Data extracted from a collection:
━━━

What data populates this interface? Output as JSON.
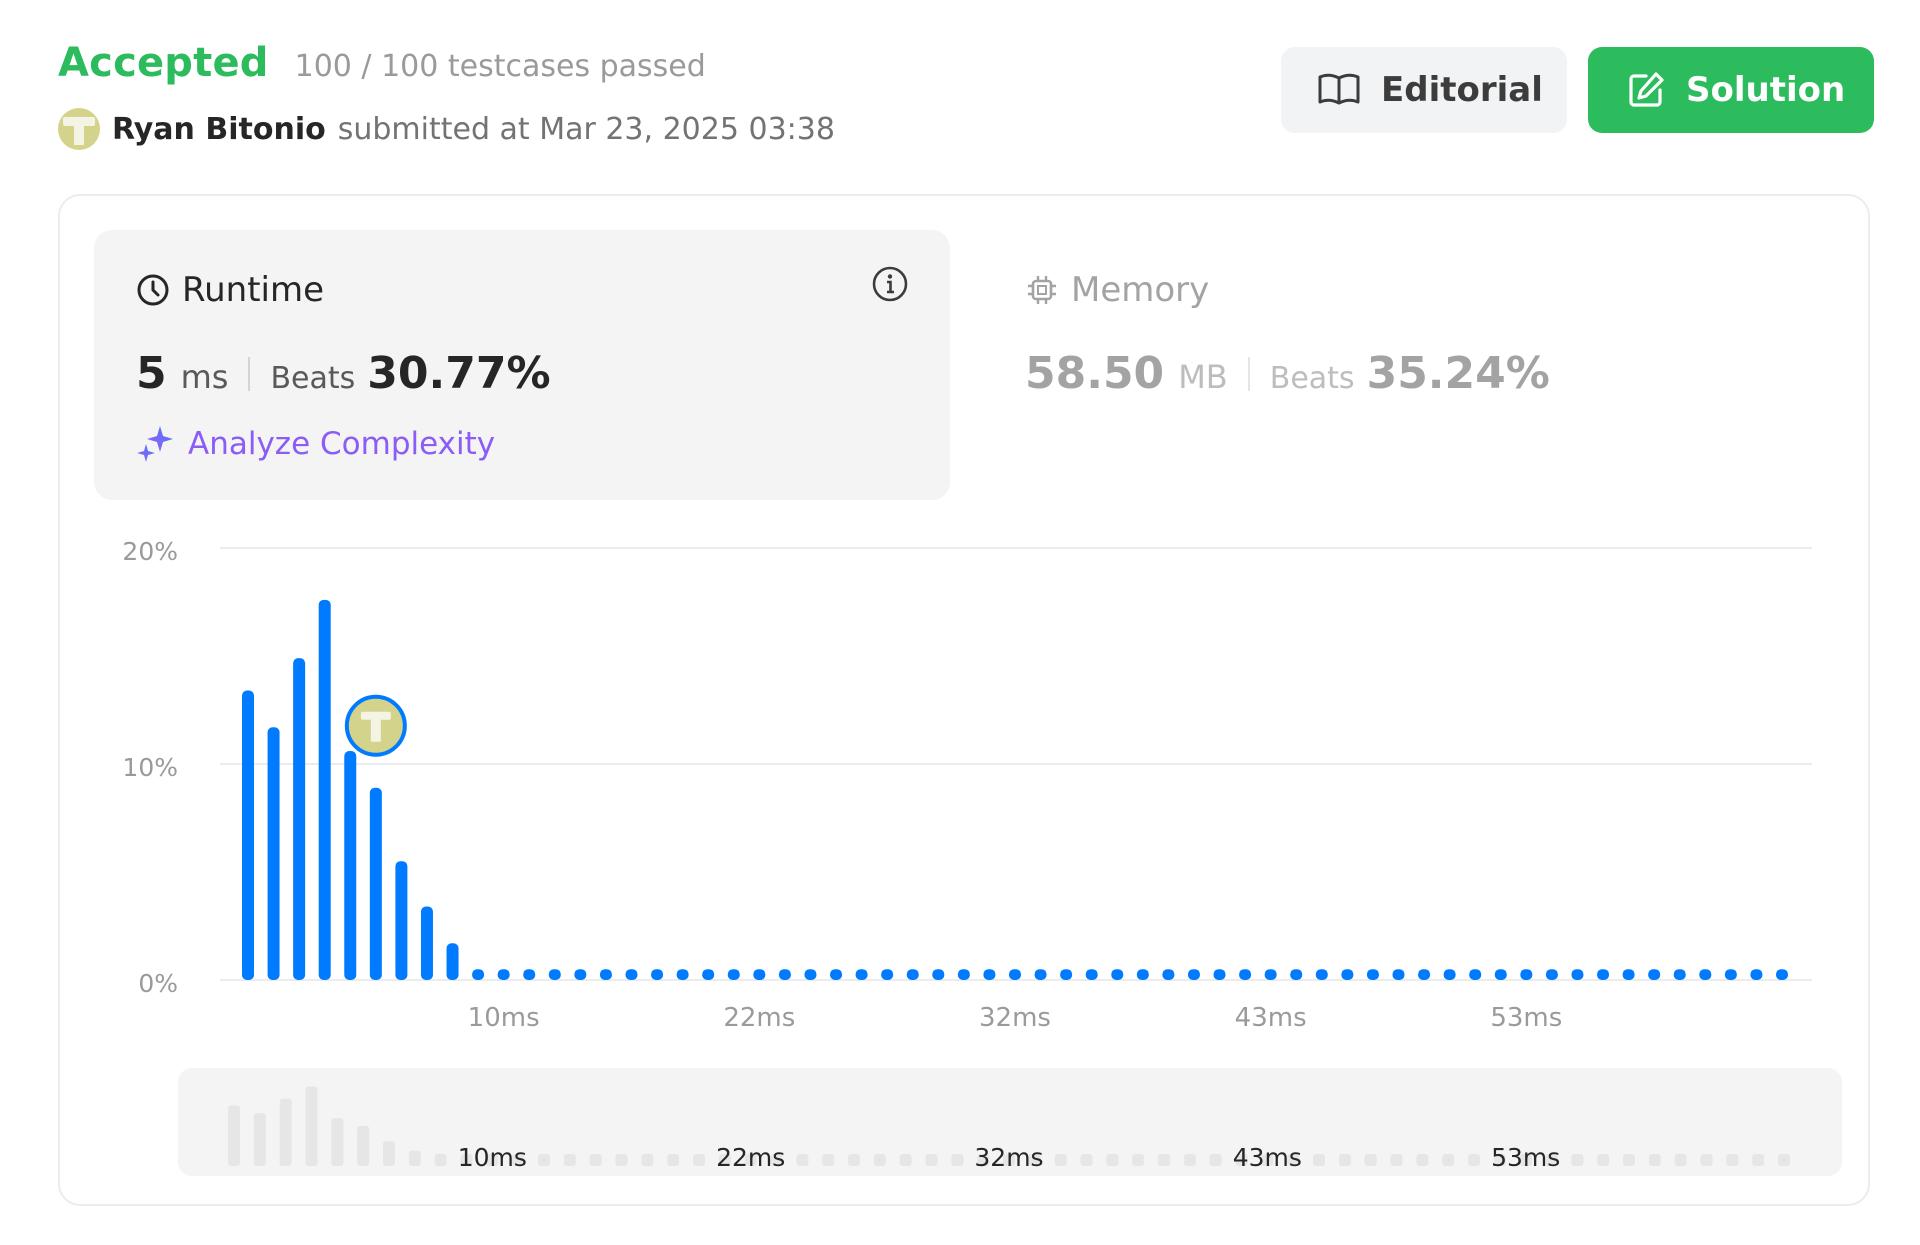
{
  "header": {
    "status": "Accepted",
    "testcases": "100 / 100 testcases passed",
    "user_name": "Ryan Bitonio",
    "submitted": "submitted at Mar 23, 2025 03:38"
  },
  "buttons": {
    "editorial": "Editorial",
    "solution": "Solution"
  },
  "runtime": {
    "title": "Runtime",
    "value": "5",
    "unit": "ms",
    "beats_label": "Beats",
    "beats_value": "30.77%",
    "analyze": "Analyze Complexity"
  },
  "memory": {
    "title": "Memory",
    "value": "58.50",
    "unit": "MB",
    "beats_label": "Beats",
    "beats_value": "35.24%"
  },
  "colors": {
    "accepted": "#2cbb5d",
    "bar": "#007aff",
    "analyze": "#8b5cf6",
    "mini_bar": "#e6e6e6"
  },
  "chart_data": {
    "type": "bar",
    "x_unit": "ms",
    "y_ticks": [
      "20%",
      "10%",
      "0%"
    ],
    "ylim": [
      0,
      20
    ],
    "x_tick_labels": [
      "10ms",
      "22ms",
      "32ms",
      "43ms",
      "53ms"
    ],
    "x_tick_bar_index": [
      10,
      20,
      30,
      40,
      50
    ],
    "values": [
      13.4,
      11.7,
      14.9,
      17.6,
      10.6,
      8.9,
      5.5,
      3.4,
      1.7,
      0.5,
      0.5,
      0.5,
      0.5,
      0.5,
      0.5,
      0.5,
      0.5,
      0.5,
      0.5,
      0.5,
      0.5,
      0.5,
      0.5,
      0.5,
      0.5,
      0.5,
      0.5,
      0.5,
      0.5,
      0.5,
      0.5,
      0.5,
      0.5,
      0.5,
      0.5,
      0.5,
      0.5,
      0.5,
      0.5,
      0.5,
      0.5,
      0.5,
      0.5,
      0.5,
      0.5,
      0.5,
      0.5,
      0.5,
      0.5,
      0.5,
      0.5,
      0.5,
      0.5,
      0.5,
      0.5,
      0.5,
      0.5,
      0.5,
      0.5,
      0.5,
      0.5
    ],
    "highlight_bar_index": 5,
    "grid": true
  }
}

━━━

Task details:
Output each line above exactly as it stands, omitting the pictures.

Answer space:
What data populates this interface? Output as JSON.
{
  "header": {
    "status": "Accepted",
    "testcases": "100 / 100 testcases passed",
    "user_name": "Ryan Bitonio",
    "submitted": "submitted at Mar 23, 2025 03:38"
  },
  "buttons": {
    "editorial": "Editorial",
    "solution": "Solution"
  },
  "runtime": {
    "title": "Runtime",
    "value": "5",
    "unit": "ms",
    "beats_label": "Beats",
    "beats_value": "30.77%",
    "analyze": "Analyze Complexity"
  },
  "memory": {
    "title": "Memory",
    "value": "58.50",
    "unit": "MB",
    "beats_label": "Beats",
    "beats_value": "35.24%"
  },
  "colors": {
    "accepted": "#2cbb5d",
    "bar": "#007aff",
    "analyze": "#8b5cf6",
    "mini_bar": "#e6e6e6"
  },
  "chart_data": {
    "type": "bar",
    "x_unit": "ms",
    "y_ticks": [
      "20%",
      "10%",
      "0%"
    ],
    "ylim": [
      0,
      20
    ],
    "x_tick_labels": [
      "10ms",
      "22ms",
      "32ms",
      "43ms",
      "53ms"
    ],
    "x_tick_bar_index": [
      10,
      20,
      30,
      40,
      50
    ],
    "values": [
      13.4,
      11.7,
      14.9,
      17.6,
      10.6,
      8.9,
      5.5,
      3.4,
      1.7,
      0.5,
      0.5,
      0.5,
      0.5,
      0.5,
      0.5,
      0.5,
      0.5,
      0.5,
      0.5,
      0.5,
      0.5,
      0.5,
      0.5,
      0.5,
      0.5,
      0.5,
      0.5,
      0.5,
      0.5,
      0.5,
      0.5,
      0.5,
      0.5,
      0.5,
      0.5,
      0.5,
      0.5,
      0.5,
      0.5,
      0.5,
      0.5,
      0.5,
      0.5,
      0.5,
      0.5,
      0.5,
      0.5,
      0.5,
      0.5,
      0.5,
      0.5,
      0.5,
      0.5,
      0.5,
      0.5,
      0.5,
      0.5,
      0.5,
      0.5,
      0.5,
      0.5
    ],
    "highlight_bar_index": 5,
    "grid": true
  }
}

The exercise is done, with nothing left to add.